Task goal: Without the images, set down each entry exactly.

[[ Task inputs open ]]

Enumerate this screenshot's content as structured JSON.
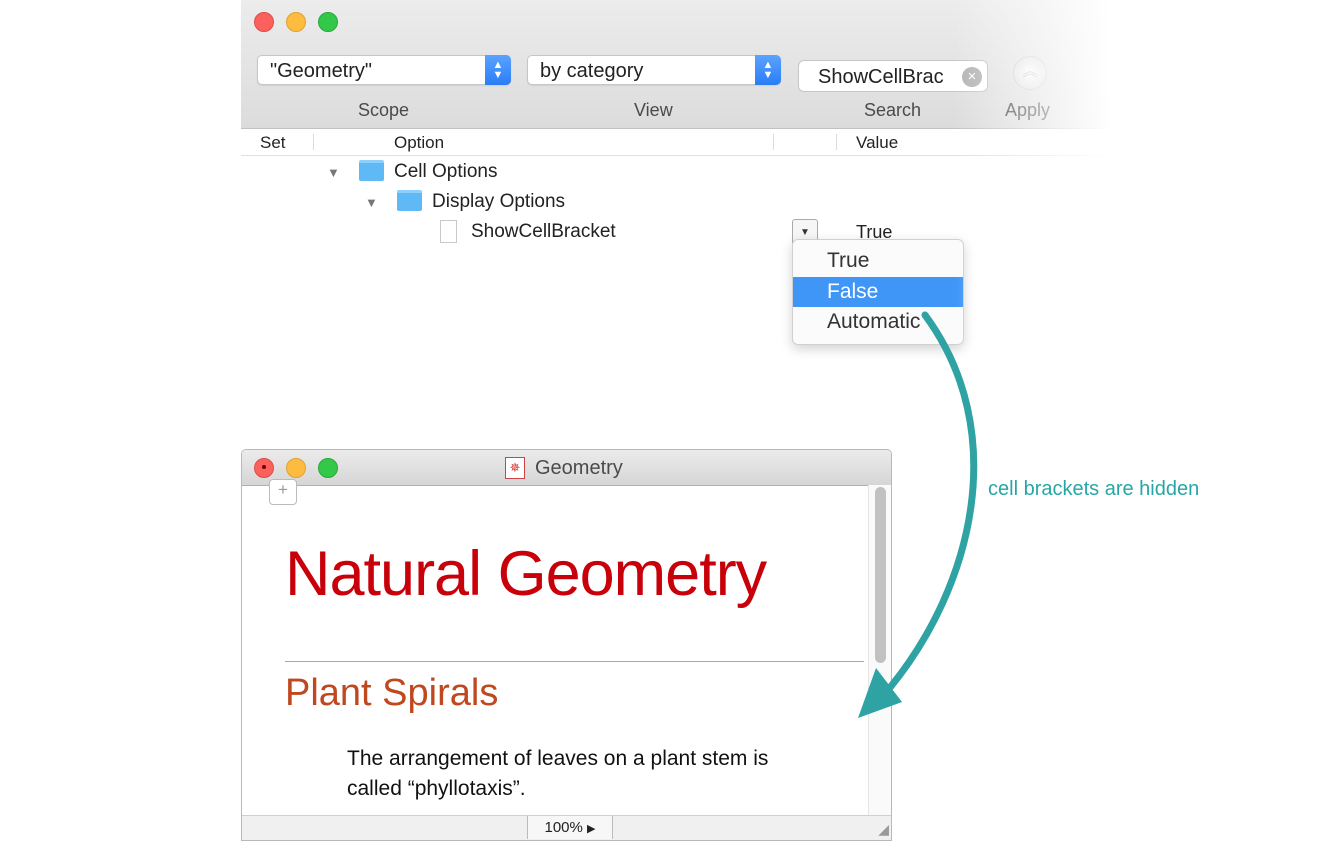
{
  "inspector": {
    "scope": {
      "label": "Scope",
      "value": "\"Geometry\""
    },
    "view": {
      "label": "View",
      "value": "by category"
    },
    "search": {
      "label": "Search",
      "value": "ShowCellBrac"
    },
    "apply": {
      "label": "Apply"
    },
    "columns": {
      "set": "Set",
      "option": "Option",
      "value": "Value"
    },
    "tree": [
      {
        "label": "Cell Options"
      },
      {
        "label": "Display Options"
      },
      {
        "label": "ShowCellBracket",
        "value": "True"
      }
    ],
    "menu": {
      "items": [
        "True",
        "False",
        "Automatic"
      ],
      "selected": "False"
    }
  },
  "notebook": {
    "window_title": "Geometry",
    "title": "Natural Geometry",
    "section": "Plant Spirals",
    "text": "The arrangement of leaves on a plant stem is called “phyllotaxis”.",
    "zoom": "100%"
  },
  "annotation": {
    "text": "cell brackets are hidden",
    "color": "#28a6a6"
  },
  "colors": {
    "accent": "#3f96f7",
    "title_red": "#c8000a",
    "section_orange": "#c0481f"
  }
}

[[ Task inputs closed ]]

Task result:
Enumerate this screenshot's content as structured JSON.
{
  "inspector": {
    "scope": {
      "label": "Scope",
      "value": "\"Geometry\""
    },
    "view": {
      "label": "View",
      "value": "by category"
    },
    "search": {
      "label": "Search",
      "value": "ShowCellBrac"
    },
    "apply": {
      "label": "Apply"
    },
    "columns": {
      "set": "Set",
      "option": "Option",
      "value": "Value"
    },
    "tree": [
      {
        "label": "Cell Options"
      },
      {
        "label": "Display Options"
      },
      {
        "label": "ShowCellBracket",
        "value": "True"
      }
    ],
    "menu": {
      "items": [
        "True",
        "False",
        "Automatic"
      ],
      "selected": "False"
    }
  },
  "notebook": {
    "window_title": "Geometry",
    "title": "Natural Geometry",
    "section": "Plant Spirals",
    "text": "The arrangement of leaves on a plant stem is called “phyllotaxis”.",
    "zoom": "100%"
  },
  "annotation": {
    "text": "cell brackets are hidden",
    "color": "#28a6a6"
  },
  "colors": {
    "accent": "#3f96f7",
    "title_red": "#c8000a",
    "section_orange": "#c0481f"
  }
}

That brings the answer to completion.